|Type||Competed in Olympic Games|
|Born||15 February 1951 in Wildhaus (SUI)|
|Measurements||184 cm / 70 kg|
Walter Steiner joined the Swiss national ski jumping team in 1968, but had little success in FIS events for several years and entered the 1972 Winter Olympics as a relative unknown. He placed 14th on the normal hill, but then surprised everyone by winning silver on the large hill, finishing only 0.1 points behind eventual gold medalist Wojciech Fortuna of Poland. The next month, Steiner demonstrated that this was no fluke by winning that year’s Ski-Flying World Championship. With the World Championships shifting to be held on odd years in 1973, Steiner had a rare opportunity for an immediate defense of his crown, but he lost it to East Germany’s Hans-Georg Aschenbach and had to settle for silver. Steiner missed the podium at the 1974 Nordic World Ski Championships with a fourth-place finish and did not fare well at the 1976 Winter Olympics, finishing ninth in both events. Steiner was twice runner-up in the Four Hills Tournament, in the 1973/74 and 1976/77 seasons. He had a comeback in 1977, when he also won his second Ski-Flying World Championships by a considerable margin, and then retired from active competition in 1978.

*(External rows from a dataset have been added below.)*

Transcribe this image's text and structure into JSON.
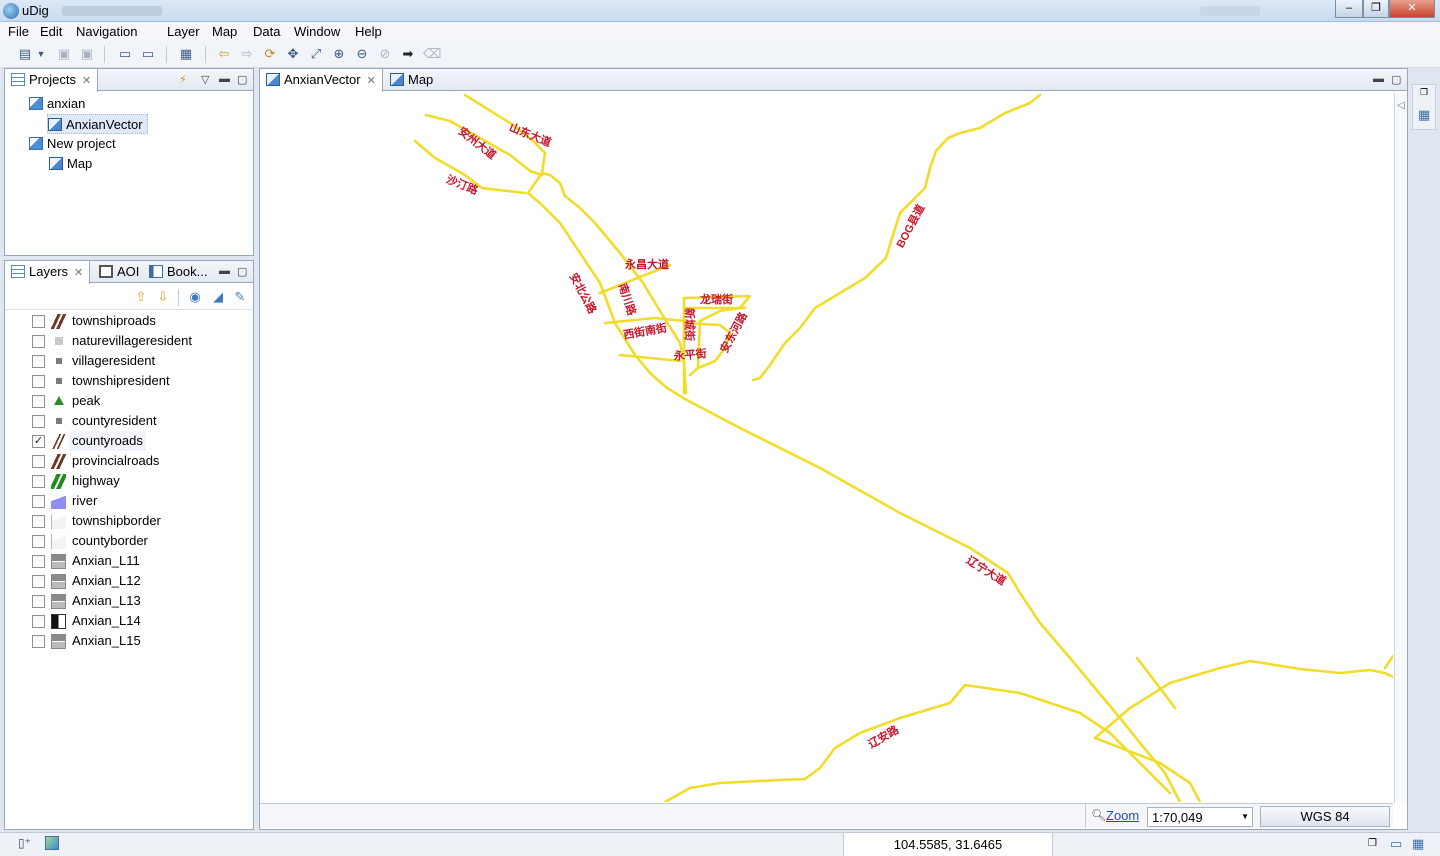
{
  "window": {
    "title": "uDig"
  },
  "menu": [
    "File",
    "Edit",
    "Navigation",
    "Layer",
    "Map",
    "Data",
    "Window",
    "Help"
  ],
  "projects_view": {
    "tab_label": "Projects",
    "tree": [
      {
        "label": "anxian",
        "level": 0,
        "kind": "project"
      },
      {
        "label": "AnxianVector",
        "level": 1,
        "kind": "map",
        "selected": true
      },
      {
        "label": "New project",
        "level": 0,
        "kind": "project"
      },
      {
        "label": "Map",
        "level": 1,
        "kind": "map"
      }
    ]
  },
  "layers_view": {
    "tabs": [
      "Layers",
      "AOI",
      "Book..."
    ],
    "layers": [
      {
        "name": "townshiproads",
        "checked": false,
        "icon": "line-brown"
      },
      {
        "name": "naturevillageresident",
        "checked": false,
        "icon": "square-lightgray"
      },
      {
        "name": "villageresident",
        "checked": false,
        "icon": "dot-gray"
      },
      {
        "name": "townshipresident",
        "checked": false,
        "icon": "dot-gray"
      },
      {
        "name": "peak",
        "checked": false,
        "icon": "triangle-green"
      },
      {
        "name": "countyresident",
        "checked": false,
        "icon": "dot-gray"
      },
      {
        "name": "countyroads",
        "checked": true,
        "icon": "line-brown-thin"
      },
      {
        "name": "provincialroads",
        "checked": false,
        "icon": "line-brown"
      },
      {
        "name": "highway",
        "checked": false,
        "icon": "line-green"
      },
      {
        "name": "river",
        "checked": false,
        "icon": "polygon-blue"
      },
      {
        "name": "townshipborder",
        "checked": false,
        "icon": "polygon-outline"
      },
      {
        "name": "countyborder",
        "checked": false,
        "icon": "polygon-outline"
      },
      {
        "name": "Anxian_L11",
        "checked": false,
        "icon": "raster-gray"
      },
      {
        "name": "Anxian_L12",
        "checked": false,
        "icon": "raster-gray"
      },
      {
        "name": "Anxian_L13",
        "checked": false,
        "icon": "raster-gray"
      },
      {
        "name": "Anxian_L14",
        "checked": false,
        "icon": "raster-black"
      },
      {
        "name": "Anxian_L15",
        "checked": false,
        "icon": "raster-gray"
      }
    ]
  },
  "editor_tabs": [
    {
      "label": "AnxianVector",
      "active": true
    },
    {
      "label": "Map",
      "active": false
    }
  ],
  "map": {
    "road_color": "#f2dc2a",
    "label_color": "#c8142a",
    "labels": [
      "山东大道",
      "安州大道",
      "沙汀路",
      "永昌大道",
      "安北公路",
      "南川路",
      "龙瑞街",
      "西街南街",
      "新城街",
      "安东河路",
      "永平街",
      "BOG县道",
      "辽宁大道",
      "辽安路"
    ]
  },
  "map_status": {
    "zoom_label": "Zoom",
    "scale": "1:70,049",
    "crs": "WGS 84"
  },
  "status_bar": {
    "coordinates": "104.5585, 31.6465"
  }
}
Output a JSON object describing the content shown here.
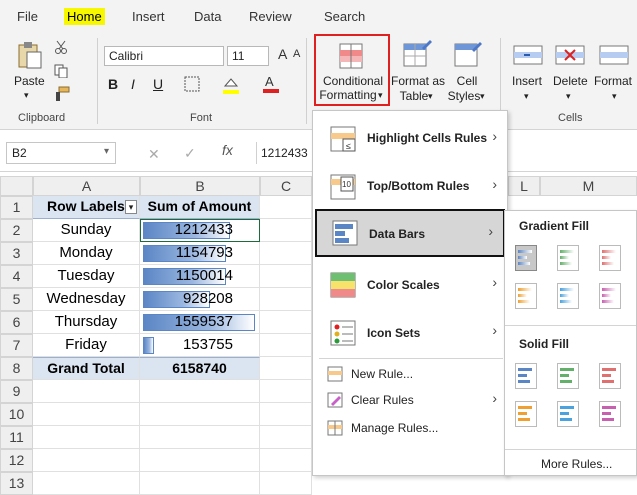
{
  "tabs": {
    "file": "File",
    "home": "Home",
    "insert": "Insert",
    "data": "Data",
    "review": "Review",
    "search": "Search"
  },
  "ribbon": {
    "paste": "Paste",
    "clipboard_group": "Clipboard",
    "font_name": "Calibri",
    "font_size": "11",
    "font_group": "Font",
    "bold": "B",
    "italic": "I",
    "underline": "U",
    "conditional_formatting": "Conditional",
    "conditional_formatting_2": "Formatting",
    "format_as_table": "Format as",
    "format_as_table_2": "Table",
    "cell_styles": "Cell",
    "cell_styles_2": "Styles",
    "insert": "Insert",
    "delete": "Delete",
    "format": "Format",
    "cells_group": "Cells"
  },
  "formula_bar": {
    "name_box": "B2",
    "fx": "fx",
    "value": "1212433"
  },
  "columns": [
    "A",
    "B",
    "C",
    "L",
    "M"
  ],
  "rows": [
    "1",
    "2",
    "3",
    "4",
    "5",
    "6",
    "7",
    "8",
    "9",
    "10",
    "11",
    "12",
    "13"
  ],
  "pivot": {
    "header_a": "Row Labels",
    "header_b": "Sum of Amount",
    "rows": [
      {
        "label": "Sunday",
        "value": "1212433",
        "fill": 0.78
      },
      {
        "label": "Monday",
        "value": "1154793",
        "fill": 0.74
      },
      {
        "label": "Tuesday",
        "value": "1150014",
        "fill": 0.74
      },
      {
        "label": "Wednesday",
        "value": "928208",
        "fill": 0.6
      },
      {
        "label": "Thursday",
        "value": "1559537",
        "fill": 1.0
      },
      {
        "label": "Friday",
        "value": "153755",
        "fill": 0.1
      }
    ],
    "total_label": "Grand Total",
    "total_value": "6158740"
  },
  "menu": {
    "highlight": "Highlight Cells Rules",
    "topbottom": "Top/Bottom Rules",
    "databars": "Data Bars",
    "colorscales": "Color Scales",
    "iconsets": "Icon Sets",
    "newrule": "New Rule...",
    "clearrules": "Clear Rules",
    "managerules": "Manage Rules..."
  },
  "submenu": {
    "gradient": "Gradient Fill",
    "solid": "Solid Fill",
    "more": "More Rules..."
  },
  "colors": {
    "accent_red": "#e02020",
    "bar_blue": "#5b86c5",
    "pivot_header": "#dbe5f1",
    "highlight_yellow": "#f7f700"
  }
}
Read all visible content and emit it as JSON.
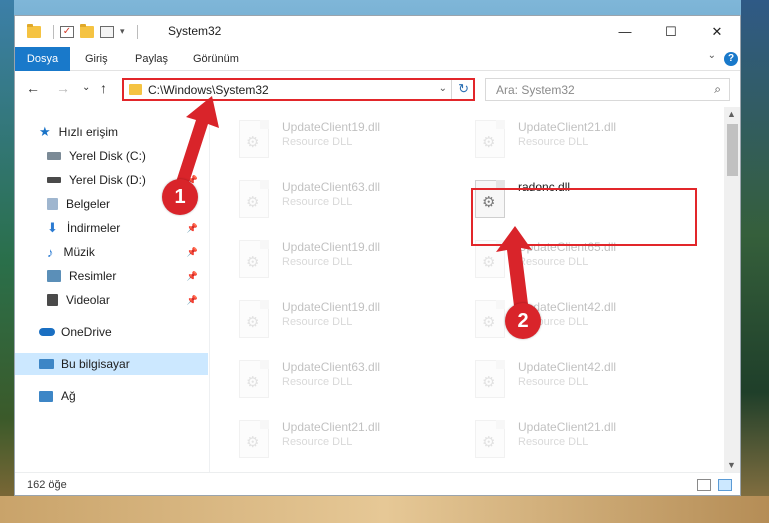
{
  "window": {
    "title": "System32",
    "minimize_label": "—",
    "maximize_label": "☐",
    "close_label": "✕"
  },
  "quick_access_toolbar": {
    "pin_symbol": "|",
    "dropdown_symbol": "▾"
  },
  "ribbon": {
    "tabs": [
      "Dosya",
      "Giriş",
      "Paylaş",
      "Görünüm"
    ],
    "help_label": "?",
    "collapse_symbol": "⌄"
  },
  "navigation": {
    "back_symbol": "←",
    "forward_symbol": "→",
    "recent_symbol": "⌄",
    "up_symbol": "↑",
    "address": "C:\\Windows\\System32",
    "address_dropdown_symbol": "⌄",
    "refresh_symbol": "↻",
    "search_placeholder": "Ara: System32",
    "search_icon_symbol": "⌕"
  },
  "sidebar": {
    "items": [
      {
        "label": "Hızlı erişim",
        "icon": "star-icon",
        "pinned": false,
        "color": "#1a73c7"
      },
      {
        "label": "Yerel Disk (C:)",
        "icon": "drive-icon",
        "pinned": true,
        "color": "#7b8a96"
      },
      {
        "label": "Yerel Disk (D:)",
        "icon": "drive-icon",
        "pinned": true,
        "color": "#4a4a4a"
      },
      {
        "label": "Belgeler",
        "icon": "documents-icon",
        "pinned": true,
        "color": "#9fb6cf"
      },
      {
        "label": "İndirmeler",
        "icon": "download-icon",
        "pinned": true,
        "color": "#2b7bd2"
      },
      {
        "label": "Müzik",
        "icon": "music-icon",
        "pinned": true,
        "color": "#2b7bd2"
      },
      {
        "label": "Resimler",
        "icon": "pictures-icon",
        "pinned": true,
        "color": "#5b8fb8"
      },
      {
        "label": "Videolar",
        "icon": "videos-icon",
        "pinned": true,
        "color": "#4a4a4a"
      },
      {
        "label": "OneDrive",
        "icon": "cloud-icon",
        "pinned": false,
        "color": "#1a6fc2"
      },
      {
        "label": "Bu bilgisayar",
        "icon": "computer-icon",
        "pinned": false,
        "color": "#3d86c6"
      },
      {
        "label": "Ağ",
        "icon": "network-icon",
        "pinned": false,
        "color": "#3d86c6"
      }
    ],
    "pin_symbol": "📌"
  },
  "files": [
    {
      "name": "UpdateClient19.dll",
      "type": "Resource DLL",
      "faded": true
    },
    {
      "name": "UpdateClient21.dll",
      "type": "Resource DLL",
      "faded": true
    },
    {
      "name": "UpdateClient63.dll",
      "type": "Resource DLL",
      "faded": true
    },
    {
      "name": "radonc.dll",
      "type": "",
      "faded": false
    },
    {
      "name": "UpdateClient19.dll",
      "type": "Resource DLL",
      "faded": true
    },
    {
      "name": "UpdateClient65.dll",
      "type": "Resource DLL",
      "faded": true
    },
    {
      "name": "UpdateClient19.dll",
      "type": "Resource DLL",
      "faded": true
    },
    {
      "name": "UpdateClient42.dll",
      "type": "Resource DLL",
      "faded": true
    },
    {
      "name": "UpdateClient63.dll",
      "type": "Resource DLL",
      "faded": true
    },
    {
      "name": "UpdateClient42.dll",
      "type": "Resource DLL",
      "faded": true
    },
    {
      "name": "UpdateClient21.dll",
      "type": "Resource DLL",
      "faded": true
    },
    {
      "name": "UpdateClient21.dll",
      "type": "Resource DLL",
      "faded": true
    }
  ],
  "status": {
    "item_count": "162 öğe"
  },
  "annotations": {
    "marker_1": "1",
    "marker_2": "2",
    "highlight_color": "#e2262a"
  },
  "scrollbar": {
    "up_symbol": "▲",
    "down_symbol": "▼"
  }
}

Steiner later worked as a coach with the Swiss and American national teams, and eventually moved to the Swedish town of Falun to live a quiet life. A carpenter by profession, he was the subject of Werner Herzog’s documentary “The Great Ecstasy of Woodcarver Steiner”, a study of the psychology behind ski jumping. He was also awarded the Holmenkollen Medal in 1977 for his performance in Nordic skiing, shared with Helena Kivioja-Takalo and Hilkka Riihivuori-Kuntola of Finland.
|Games||Discipline (Sport) / Event||NOC / Team||Pos||Medal||As|
|1972 Winter Olympics||Ski Jumping (Skiing)||SUI||Walter Steiner|
|Normal Hill, Individual, Men (Olympic)||14|
|Large Hill, Individual, Men (Olympic)||2||Silver|
|1976 Winter Olympics||Ski Jumping (Skiing)||SUI||Walter Steiner|
|Normal Hill, Individual, Men (Olympic)||9|
|Large Hill, Individual, Men (Olympic)||9|